The University of Texas at Austin   School of Law

Green Doors and the Kirwan Institute for the Study of Race and Ethnicity Release Report on the Geographic Footprint of Opportunity

Blacks & Latinos more than Twice as Likely as Anglos to live in low opportunity, high poverty Austin neighborhoods, according to the just released “The Geography of Opportunity in Austin and How It Is Changing” report

Green Doors and the Kirwan Institute for the Study of Race and Ethnicity have released The Geography of Opportunity in Austin and How It Is Changing, an in-depth analysis of the geographic footprint of opportunity, or the lack thereof, in our community in terms of education, housing, economics, health, and environment.

Despite the robust socio-economic growth of the greater Austin area, all boats are not rising.  The Austin metro area is becoming more and more a tale of two cities – the Haves and Haves Not A Lot at All.  Key findings from the analysis include:

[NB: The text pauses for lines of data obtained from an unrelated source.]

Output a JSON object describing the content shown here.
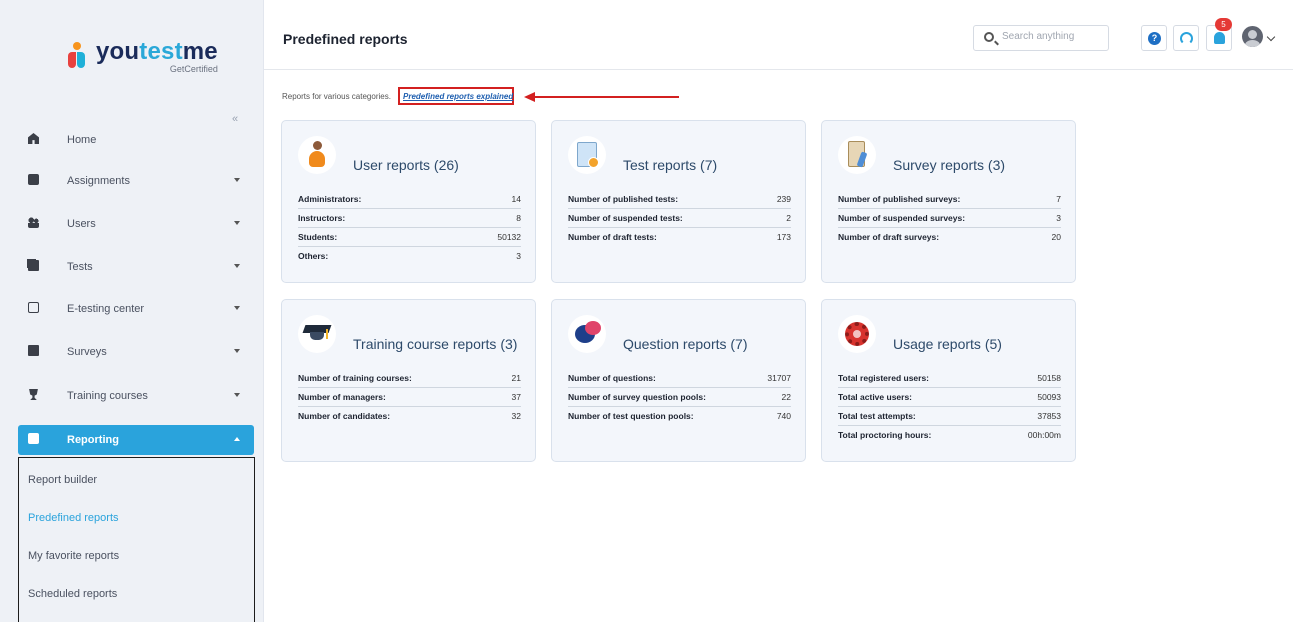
{
  "brand": {
    "name_part1": "you",
    "name_part2": "test",
    "name_part3": "me",
    "tagline": "GetCertified"
  },
  "sidebar": {
    "collapse_glyph": "«",
    "items": [
      {
        "label": "Home",
        "icon": "home-icon"
      },
      {
        "label": "Assignments",
        "icon": "assignments-icon"
      },
      {
        "label": "Users",
        "icon": "users-icon"
      },
      {
        "label": "Tests",
        "icon": "tests-icon"
      },
      {
        "label": "E-testing center",
        "icon": "e-testing-center-icon"
      },
      {
        "label": "Surveys",
        "icon": "surveys-icon"
      },
      {
        "label": "Training courses",
        "icon": "trophy-icon"
      },
      {
        "label": "Reporting",
        "icon": "reporting-icon"
      }
    ],
    "reporting_submenu": [
      {
        "label": "Report builder"
      },
      {
        "label": "Predefined reports"
      },
      {
        "label": "My favorite reports"
      },
      {
        "label": "Scheduled reports"
      }
    ]
  },
  "header": {
    "title": "Predefined reports",
    "search_placeholder": "Search anything",
    "help_glyph": "?",
    "notification_count": "5"
  },
  "intro": {
    "text": "Reports for various categories.",
    "link_label": "Predefined reports explained"
  },
  "cards": [
    {
      "title": "User reports (26)",
      "icon": "user-reports-icon",
      "rows": [
        {
          "label": "Administrators:",
          "value": "14"
        },
        {
          "label": "Instructors:",
          "value": "8"
        },
        {
          "label": "Students:",
          "value": "50132"
        },
        {
          "label": "Others:",
          "value": "3"
        }
      ]
    },
    {
      "title": "Test reports (7)",
      "icon": "test-reports-icon",
      "rows": [
        {
          "label": "Number of published tests:",
          "value": "239"
        },
        {
          "label": "Number of suspended tests:",
          "value": "2"
        },
        {
          "label": "Number of draft tests:",
          "value": "173"
        }
      ]
    },
    {
      "title": "Survey reports (3)",
      "icon": "survey-reports-icon",
      "rows": [
        {
          "label": "Number of published surveys:",
          "value": "7"
        },
        {
          "label": "Number of suspended surveys:",
          "value": "3"
        },
        {
          "label": "Number of draft surveys:",
          "value": "20"
        }
      ]
    },
    {
      "title": "Training course reports (3)",
      "icon": "graduation-cap-icon",
      "rows": [
        {
          "label": "Number of training courses:",
          "value": "21"
        },
        {
          "label": "Number of managers:",
          "value": "37"
        },
        {
          "label": "Number of candidates:",
          "value": "32"
        }
      ]
    },
    {
      "title": "Question reports (7)",
      "icon": "speech-bubbles-icon",
      "rows": [
        {
          "label": "Number of questions:",
          "value": "31707"
        },
        {
          "label": "Number of survey question pools:",
          "value": "22"
        },
        {
          "label": "Number of test question pools:",
          "value": "740"
        }
      ]
    },
    {
      "title": "Usage reports (5)",
      "icon": "gear-icon",
      "rows": [
        {
          "label": "Total registered users:",
          "value": "50158"
        },
        {
          "label": "Total active users:",
          "value": "50093"
        },
        {
          "label": "Total test attempts:",
          "value": "37853"
        },
        {
          "label": "Total proctoring hours:",
          "value": "00h:00m"
        }
      ]
    }
  ],
  "colors": {
    "accent": "#2aa3dc",
    "annotation_red": "#d32020",
    "sidebar_bg": "#eef1f6",
    "card_bg": "#f3f6fb"
  }
}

  • Strong Negative Correlation between Race & Opportunity.  African Americans and Latinos are geographically isolated from higher opportunity neighborhoods in the Austin area.  59% and 62% of African Americans and Latinos, respectively, live in low opportunity neighborhoods in the Austin area, compared to only 26% of Anglos.  In short, African Americans and Latinos are more than twice as likely as Anglos to live in low opportunity neighborhoods.
  • Latinos Segregated from Opportunity.  Latinos, the largest minority population in the region (31% of the population), are highly concentrated in neighborhoods of low opportunity (62% of Latino households vs.26% of white households).  This is especially acute for Latino children throughout the region and educational opportunity.  63% of Latino children attend schools in low educational opportunity neighborhoods vs. 20% of white children.
  • Affordable Housing Highly Concentrated in Low Opportunity Neighborhoods.  The vast majority (79%) of subsidized affordable housing is located in low opportunity neighborhoods.  And only 8% of subsidized affordable housing is located in high opportunity neighborhoods.

The full report provides a detailed description of the opportunity mapping methodology and data sources, as well as additional opportunity analysis.  It also contains opportunity maps demonstrate visually the stark divide in opportunities for different groups of people in our community.